>>>> domain, and then apply Dolby NR with software.  U-He Satin is a good
>>>> program choice for doing that.
>>>> 
>>>> Best,
>>>> John Haley
>>>> 
>>>> 
>>>> 
>>>> On Sun, Jun 3, 2018 at 12:14 PM, Dan Gediman <[log in to unmask]>
>> wrote:
>>>> 
>>>>> Folks,
>>>>> 
>>>>> I can’t thank you all enough for your thorough and very helpful
>>>>> suggestions about dealing with cassette tapes. I am reassured that old
>>>>> cassettes generally have fewer problems than RTR tapes of the same
>>>> vintage.
>>>>> It seems like having a playback deck with an azimuth adjustment and
>> some
>>>>> empty shells available to rehouse troublesome tapes are the most
>>>> important.
>>>>> My primary deck is a portable Sony D5M which I used for years as my
>> main
>>>>> deck for field recording, and have generally used it to play back
>> tapes I
>>>>> have recorded. I also have another Sony deck in my studio. But I am
>>>>> entirely open to investing in one of the Nakamichi decks that have been
>>>>> suggested for both the dual capstan and azimuth adjustment.
>>>>> 
>>>>> Thanks again for all your good counsel!
>>>>> 
>>>>> Best,
>>>>> Dan
>>>>> 
>>>>> Dan Gediman
>>>>> [log in to unmask]
>>>>> 502.299.2565
>>>>> 
>>>>>> On Jun 3, 2018, at 12:00 AM, ARSCLIST automatic digest system <
>>>>> [log in to unmask]> wrote:
>>>>>> 
>>>>>> There is 1 message totaling 19 lines in this issue.
>>>>>> 
>>>>>> Topics of the day:
>>>>>> 
>>>>>>  1. Question about baking cassette audio tapes
>>>>>> 
>>>>>> ------------------------------------------------------------
>> ----------
>>>>>> 
>>>>>> Date:    Sat, 2 Jun 2018 00:28:11 -0400
>>>>>> From:    Jeff Willens <[log in to unmask]>
>>>>>> Subject: Re: Question about baking cassette audio tapes
>>>>>> 
>>>>>> What Peter said.
>>>>>> 
>>>>>> There are a very few brands of cassettes that do indeed shed, and can
>>>>> benefit from a limited amount of baking time. I’m dealing with several
>>>>> boxes of them right now. But before doing that, I would check to see if
>>>>> rehousing them in new shells would help first. These tapes did not
>>>> squeal.
>>>>> They just flat out didn’t move. Some needed a better tape path. Some
>>>> needed
>>>>> baking. But itis generally less common than for RTR tapes.

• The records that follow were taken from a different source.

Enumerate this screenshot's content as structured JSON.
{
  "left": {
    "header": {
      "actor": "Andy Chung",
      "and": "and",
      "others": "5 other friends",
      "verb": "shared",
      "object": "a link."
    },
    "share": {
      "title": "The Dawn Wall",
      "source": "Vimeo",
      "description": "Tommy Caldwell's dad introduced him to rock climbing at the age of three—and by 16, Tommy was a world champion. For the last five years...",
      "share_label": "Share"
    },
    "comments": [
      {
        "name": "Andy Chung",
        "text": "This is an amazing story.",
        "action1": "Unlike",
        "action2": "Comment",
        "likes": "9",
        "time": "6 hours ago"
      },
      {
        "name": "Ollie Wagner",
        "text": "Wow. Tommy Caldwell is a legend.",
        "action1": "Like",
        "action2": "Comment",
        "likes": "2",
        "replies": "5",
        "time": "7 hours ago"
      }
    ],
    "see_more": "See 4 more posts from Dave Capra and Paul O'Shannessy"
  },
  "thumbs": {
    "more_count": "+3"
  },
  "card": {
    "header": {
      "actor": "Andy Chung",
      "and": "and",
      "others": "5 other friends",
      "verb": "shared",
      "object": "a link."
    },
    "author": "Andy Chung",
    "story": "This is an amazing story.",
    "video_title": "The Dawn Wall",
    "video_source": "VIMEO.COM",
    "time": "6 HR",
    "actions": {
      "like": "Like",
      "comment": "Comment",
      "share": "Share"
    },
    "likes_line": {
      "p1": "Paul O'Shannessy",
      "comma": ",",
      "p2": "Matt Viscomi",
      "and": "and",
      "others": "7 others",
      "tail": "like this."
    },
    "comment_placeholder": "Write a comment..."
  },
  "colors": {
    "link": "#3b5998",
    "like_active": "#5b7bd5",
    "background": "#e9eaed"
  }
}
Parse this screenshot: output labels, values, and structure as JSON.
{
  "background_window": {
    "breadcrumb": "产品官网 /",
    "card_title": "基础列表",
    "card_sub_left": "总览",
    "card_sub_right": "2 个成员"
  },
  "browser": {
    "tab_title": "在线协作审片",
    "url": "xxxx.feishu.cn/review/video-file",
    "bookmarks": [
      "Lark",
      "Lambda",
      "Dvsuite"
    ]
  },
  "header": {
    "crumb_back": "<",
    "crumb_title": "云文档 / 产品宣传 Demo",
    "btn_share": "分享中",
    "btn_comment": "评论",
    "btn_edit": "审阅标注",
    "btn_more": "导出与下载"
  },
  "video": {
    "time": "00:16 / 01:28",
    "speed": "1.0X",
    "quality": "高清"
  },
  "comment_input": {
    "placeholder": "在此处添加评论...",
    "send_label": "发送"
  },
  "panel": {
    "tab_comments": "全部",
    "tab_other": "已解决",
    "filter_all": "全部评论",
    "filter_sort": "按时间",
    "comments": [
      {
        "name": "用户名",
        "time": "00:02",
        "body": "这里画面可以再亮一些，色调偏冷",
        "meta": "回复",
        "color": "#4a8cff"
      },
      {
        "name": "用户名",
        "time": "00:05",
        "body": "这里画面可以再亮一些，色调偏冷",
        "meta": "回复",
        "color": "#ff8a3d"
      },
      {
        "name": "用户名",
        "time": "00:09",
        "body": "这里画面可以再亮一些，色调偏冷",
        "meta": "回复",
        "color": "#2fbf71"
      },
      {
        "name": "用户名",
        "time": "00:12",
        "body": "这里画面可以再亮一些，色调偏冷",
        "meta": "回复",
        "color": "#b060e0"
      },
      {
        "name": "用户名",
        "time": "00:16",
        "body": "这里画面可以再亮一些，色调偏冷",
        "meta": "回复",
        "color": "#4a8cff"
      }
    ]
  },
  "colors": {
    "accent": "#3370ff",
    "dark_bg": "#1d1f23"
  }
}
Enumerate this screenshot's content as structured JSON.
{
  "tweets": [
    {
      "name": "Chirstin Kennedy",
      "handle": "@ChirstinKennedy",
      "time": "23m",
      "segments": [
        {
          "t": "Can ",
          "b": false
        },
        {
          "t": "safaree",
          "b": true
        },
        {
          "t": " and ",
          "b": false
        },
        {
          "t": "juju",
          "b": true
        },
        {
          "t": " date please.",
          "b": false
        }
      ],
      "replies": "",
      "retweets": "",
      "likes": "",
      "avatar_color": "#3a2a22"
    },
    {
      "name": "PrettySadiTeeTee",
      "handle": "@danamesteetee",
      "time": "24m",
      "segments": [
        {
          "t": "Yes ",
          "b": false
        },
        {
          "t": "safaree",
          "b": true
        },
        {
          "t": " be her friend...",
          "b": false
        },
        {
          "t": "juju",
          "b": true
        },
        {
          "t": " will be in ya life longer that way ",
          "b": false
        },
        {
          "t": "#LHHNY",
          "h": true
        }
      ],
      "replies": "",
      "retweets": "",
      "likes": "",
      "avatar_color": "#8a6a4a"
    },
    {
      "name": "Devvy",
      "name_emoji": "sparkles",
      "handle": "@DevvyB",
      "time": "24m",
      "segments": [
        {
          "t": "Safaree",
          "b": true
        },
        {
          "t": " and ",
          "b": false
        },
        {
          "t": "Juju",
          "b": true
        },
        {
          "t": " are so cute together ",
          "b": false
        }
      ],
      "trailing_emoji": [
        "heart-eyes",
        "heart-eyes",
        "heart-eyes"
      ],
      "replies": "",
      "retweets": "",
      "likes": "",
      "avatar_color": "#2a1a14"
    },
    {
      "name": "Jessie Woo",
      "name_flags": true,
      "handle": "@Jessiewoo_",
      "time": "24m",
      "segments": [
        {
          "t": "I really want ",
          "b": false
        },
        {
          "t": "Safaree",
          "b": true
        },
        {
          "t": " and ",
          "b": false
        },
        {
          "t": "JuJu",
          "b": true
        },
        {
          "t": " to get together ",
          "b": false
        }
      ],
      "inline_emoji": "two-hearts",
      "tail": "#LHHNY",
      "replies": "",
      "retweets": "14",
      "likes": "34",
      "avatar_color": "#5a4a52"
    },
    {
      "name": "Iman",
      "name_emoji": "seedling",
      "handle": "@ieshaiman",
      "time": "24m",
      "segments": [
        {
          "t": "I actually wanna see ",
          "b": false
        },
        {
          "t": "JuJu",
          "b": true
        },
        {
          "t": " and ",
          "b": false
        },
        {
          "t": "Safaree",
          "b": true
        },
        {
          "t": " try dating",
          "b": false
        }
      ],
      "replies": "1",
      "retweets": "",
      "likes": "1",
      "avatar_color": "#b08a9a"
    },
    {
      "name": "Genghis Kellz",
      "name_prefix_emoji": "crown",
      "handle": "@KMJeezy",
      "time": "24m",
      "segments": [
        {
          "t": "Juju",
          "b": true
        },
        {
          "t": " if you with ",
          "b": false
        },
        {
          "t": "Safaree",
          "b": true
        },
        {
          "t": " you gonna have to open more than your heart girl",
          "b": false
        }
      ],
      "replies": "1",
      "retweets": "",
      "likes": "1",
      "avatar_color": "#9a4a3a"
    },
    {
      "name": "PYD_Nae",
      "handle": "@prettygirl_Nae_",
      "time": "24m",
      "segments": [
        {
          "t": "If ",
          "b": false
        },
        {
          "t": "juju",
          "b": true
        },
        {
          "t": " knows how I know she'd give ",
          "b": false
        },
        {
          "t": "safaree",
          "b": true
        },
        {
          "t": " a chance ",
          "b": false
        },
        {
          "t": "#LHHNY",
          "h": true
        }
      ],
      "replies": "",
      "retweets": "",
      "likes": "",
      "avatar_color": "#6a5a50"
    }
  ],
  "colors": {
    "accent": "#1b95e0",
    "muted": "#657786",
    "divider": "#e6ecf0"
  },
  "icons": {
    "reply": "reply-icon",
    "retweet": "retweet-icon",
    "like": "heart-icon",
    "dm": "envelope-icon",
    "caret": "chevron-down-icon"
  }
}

>>>>>> 
>>>>>> ------------------------------
>>>>>> 
>>>>>> End of ARSCLIST Digest - 1 Jun 2018 to 2 Jun 2018 (#2018-116)
>>>>>> *************************************************************
>>>>> 
>>>> 
>>> 
>> --
>> Richard L. Hess                   email: [log in to unmask]
>> Aurora, Ontario, Canada                             647 479 2800
>> http://www.richardhess.com/tape/contact.htm
>> Quality tape transfers -- even from hard-to-play tapes.
>> 
> 
> 
> 
> -- 
> Melissa Widzinski
> Audio Preservation Engineer
> Media Digitization and Preservation Initiative <https://mdpi.iu.edu/>
> Indiana University